Many artists have tried to make a living from glass blowing. Few have succeeded or even prospered, until Dale Chihuly of Seattle. Dale Chihuly looks much like Tom Douglas to me, was born in 1941 in Tacoma. He has become the quintessential American glass blower and entrepreneur. He studied glass in Venice on a Fulbright Scholarship (sound familiar, Dirty Pat?), among other academic endeavors.
But the ironic part about his profession in glass blowing is an auto accident in 1976 that sent him flying through a glass windshield in England. It blinded his left eye. As he continued to blow glass, he dislocated his right shoulder while body surfing in 1979. He now hires others to hold the glass blowing pipe, enabling him to see his work from more perspectives.
Despite this, he has become enormously popular and successful, with an estimated $29 million in sales based on a Seattle Times report in 2004. He and his team of artists have been part of a PBS documentary, starting on November 1, 2008.
Regina Hackett, as the Seattle Post-Intelligencer art critic, provided a chronology of his work during the 1970s, 1980s, and 1990s:
•1975: Navajo Blanket Series, in which patterns of Navajo blankets were painted onto glass
•1977: Northwest Coast Basket Series, baskets inspired by Northwest coast Indian baskets he’d seen as a child
•1980: Seaform Series, transparent sculptures of thin glass, strengthened by ribbed strands of color
•1981: Macchia Series, featuring every color available in the studio
•1986: Persian Series, inspired by Middle East glass from the 12th- to 14th-century, featuring more restrained color and room-sized installations
•1988: Venetian Series, improvisations based on Italian Art Deco
•1989: Ikebana Series, glass flower arrangements inspired by ikebana
•1990: Venetian Series returns, this time in a more eccentric form
•1991: Niijima Floats, six-foot spheres of intricate color inspired by Japanese glass fishing floats from the island of Niijima from Chihuly’s website
•1992: Chandeliers, starting modestly but by the middle of the decade involving a ton of glass orbs and shapes that in some works look like flowers, others like breasts, and still others like snakes Chihuly has also produced a sizable volume of “Irish cylinders”, which are more modest in conception than his blown glass works.

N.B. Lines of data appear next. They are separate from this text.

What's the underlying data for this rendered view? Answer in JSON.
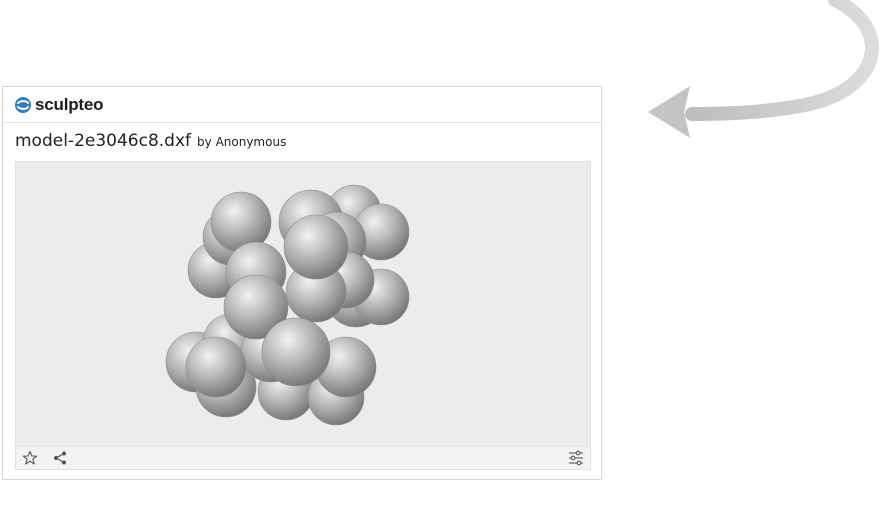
{
  "brand": {
    "name": "sculpteo",
    "color": "#2e7cc1"
  },
  "model": {
    "filename": "model-2e3046c8.dxf",
    "by_prefix": "by",
    "author": "Anonymous"
  },
  "toolbar": {
    "icons": [
      "star-icon",
      "share-icon",
      "settings-sliders-icon"
    ]
  },
  "decor": {
    "arrow_icon": "curved-arrow-icon",
    "arrow_color": "#c9c9c9"
  }
}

I have seen his exhibits in San Francisco, as well as Seattle. But his largest exhibit is actually located in Oklahoma City Museum of Art. I did not know they new art in Oklahoma. He also has a retail store in the Bellagio in Las Vegas, and another at the MGM Grand Casino in Macau. Now, he has taken over the former Fun Forest at Seattle Center to become the Chihuly Garden and Glass. Just take the Seattle Monorail out there and you cannot miss it. It sits in close proximity to Paul Allen’s Experience Music Project (EMP).
The Garden contains eight galleries and three drawing wells. Perhaps the glass forest below provides insight into how Chihuly has pushed the art form to its current status.
The glasshouse is forty feet tall, covering 4500 square feet of light-filled space. The fire orange baskets below are among the largest sculptures he has created. It shows his continual push of the boundaries of scale with his glass work.
He wants people to feel they are coming upon his work as if arriving in nature. I would say it is nature on steroids. There is nothing subtle about his works. This quote from Mr. Chihuly sums it all: “If I had not been a sculptor or an artist, I would love to have been a film director or an architect.” Sounds good to me.